Write first. Write what you see in the text.

Next, write what you feel about what you see.

Finally, write down your thoughts and feelings. This step helps you develop perceptions.

We hope this short guide helps you explore your thoughts and ideas. A journal enables you to gain insight into the work while integrating the reading and writing process. Use this guide to help you with all of your reading and writing.

I hope this proves useful--I plan to give it a whirl, likely starting with short pieces such as poems, essays, and short stories. It would, of course, work with articles or any type of writing, whether fiction or nonfiction.

Saturday, February 3, 2007

Messages in Your Writing

Should you use your writing to promote pet causes? Probably not. However, if you're writing posts on a blog, that is likely the whole point of your writing--to promote certain ideas or to teach something or spread the word about a viewpoint. Essays also might be written for the express purpose of showing why a specific idea is good and to provide supporting evidence for it.

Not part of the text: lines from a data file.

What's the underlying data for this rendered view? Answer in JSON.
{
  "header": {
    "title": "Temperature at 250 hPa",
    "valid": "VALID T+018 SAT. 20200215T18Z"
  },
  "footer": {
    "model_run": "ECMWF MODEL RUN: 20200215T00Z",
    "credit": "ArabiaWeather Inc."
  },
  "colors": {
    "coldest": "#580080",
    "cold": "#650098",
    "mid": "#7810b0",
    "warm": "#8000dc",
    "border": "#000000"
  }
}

When it comes to fiction and poetry, though, you probably will do well to not overtly promote a cause, although your worldview will probably spill into your writing somewhat. At least it wouldn't be lecturing or preaching that hits the reader over the head or bores the reader silly.

Your writing will have a theme or themes, and that might very well be considered something of a promotion of a cause. There will be some sort of conflict (Man vs. Himself, Man vs. Man, Man vs. Nature) and the way that is resolved may illustrate your views of one thing or another. Perhaps the best we writers can hope for is to be reasonably subtle and to tell a darn good story to illustrate our view.

The more I think about it, the more I think that in everything from theme to word choice, a writer likely gives away at least some of his opinions on things, but again, if it is subtle and there is a good story over all, it won't be a problem. Writing should capture the reader's attention and interest, not annoy the reader. Let any ideas or opinions or viewpoints flow naturally from the characters and the story, and you should be able to do it all.

Thursday, February 1, 2007

Outlets for Writing

I have been working at writing more. I find it helps immensely in spotting mistakes of various kinds that I tend to make, and also in seeing areas where I need to put in more work.

Writing for blogs is one outlet I use. I often am just calling attention to a website or an article, though, and so I quote a lot. Note to self: write more of your own ideas.

Some of the other things I do, although at this stage they are only for my own perusal, are writing poetry, essays, and novels. The novels need a lot more work on the plots. I also tend to explain too much up front, and there goes the suspense and interest. Those are the sorts of things that it helps a writer to become aware of so that those problems can be overcome. Sometimes I overuse a word. I also see things that I do well--little bits of dialogue or a humorous scene that really comes together. These things give me encouragement.

Writing as much as possible gives me a lot of insight, both good and bad, and I think it is the chief way to learn to write well. Like anything else, action has to step in and provide the experience needed to progress.

Practice makes perfect, they say, and so I practice.

One problem with the blogs is that I haven't formed a strong enough idea of what direction I want to take them in. Another is that there isn't enough variety in the types and contents of the posts. However, I enjoy them and feel that I will gradually improve.

I sometimes wish I had more time to write, but at the same time, a well-rounded life makes a more interesting writer. At least in theory!!